14 Jan VALENTINE’S DAY
Our traditional Valentine’s offer is back again! Spend an amazing night with your loved one and have an exceptional culinary experience at Baltazár.
Whether you’re spending the most romantic day of the year exchanging flowers and gifts or writing cute messages to your sweetheart, everyone knows that good food is a must for Valentine’s Day.
After all, what says “I love you” more than a romantic candlelit dinner for two?
What is Valentine’s Day?
St Valentine’s Day is an annual festival to celebrate romantic love, friendship and admiration. Every year on 14 February people celebrate this day by sending messages of love and affection to partners, family and friends.
The Early History of Valentine’s Day
Valentine’s Day is named after Saint Valentine, a Catholic priest who lived in Rome in the 3rd Century. There are many stories about St Valentine and over time these stories grew into the legend we know today.
At the time of Valentine’s life, many Romans were converting to Christianity, but the Emperor Claudius II was a pagan and created strict laws about what Christians were allowed to do. Claudius believed that Roman soldiers should be completely devoted to Rome and therefore passed a law preventing them from marrying. St Valentine began to marry these soldiers in secret Christian ceremonies and this was the beginning of his reputation for believing in the importance of love.
Eventually, Valentine was found out and jailed for his crimes against Claudius. While imprisoned, Valentine cared for his fellow prisoners and also his jailor’s blind daughter. Legend has it that Valentine cured the girl’s blindness and that his final act before being executed was to write her a love message signed ‘from your Valentine’. Valentine was executed on 14 February in the year 270.
How did Valentine’s Day develop?
It wasn’t until more than 200 years later that 14 February was proclaimed St Valentine’s Day. By this time Rome had become Christian and the Catholic Church was determined to stamp out any remaining paganism. A pagan fertility ritual was held in February each year and the Pope abolished this festival and proclaimed 14 February Saint Valentine’s Day, thus establishing this feast day on the Catholic Calendar of Saints.
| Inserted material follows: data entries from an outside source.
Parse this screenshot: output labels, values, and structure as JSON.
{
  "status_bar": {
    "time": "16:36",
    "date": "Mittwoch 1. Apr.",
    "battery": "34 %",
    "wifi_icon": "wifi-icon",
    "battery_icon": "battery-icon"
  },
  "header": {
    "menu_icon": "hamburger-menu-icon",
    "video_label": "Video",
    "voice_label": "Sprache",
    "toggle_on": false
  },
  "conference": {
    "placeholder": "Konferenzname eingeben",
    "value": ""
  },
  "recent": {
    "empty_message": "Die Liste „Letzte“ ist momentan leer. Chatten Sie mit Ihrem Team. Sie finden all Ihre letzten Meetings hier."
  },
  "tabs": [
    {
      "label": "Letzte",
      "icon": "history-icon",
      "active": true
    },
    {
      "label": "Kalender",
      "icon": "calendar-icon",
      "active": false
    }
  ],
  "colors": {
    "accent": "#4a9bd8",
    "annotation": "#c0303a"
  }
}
The poet Chaucer in the Middle Ages was the first to link St. Valentine with romantic love. This was the beginning of the tradition of courtly love, a ritual of expressing love and admiration, usually in secret. This custom spread throughout Europe and stories grew about a High Court of Love where female judges would rule on issues related to love on 14 February each year. Historians believe that these meetings were in fact gatherings where people read love poetry and played games of flirtation.
Many couples choose to celebrate Valentine’s Day with dinner, a picnic or special home-cooked meal.
At Baltazár we offer a special Valentine’s Day dinner with a nice surprise for the couples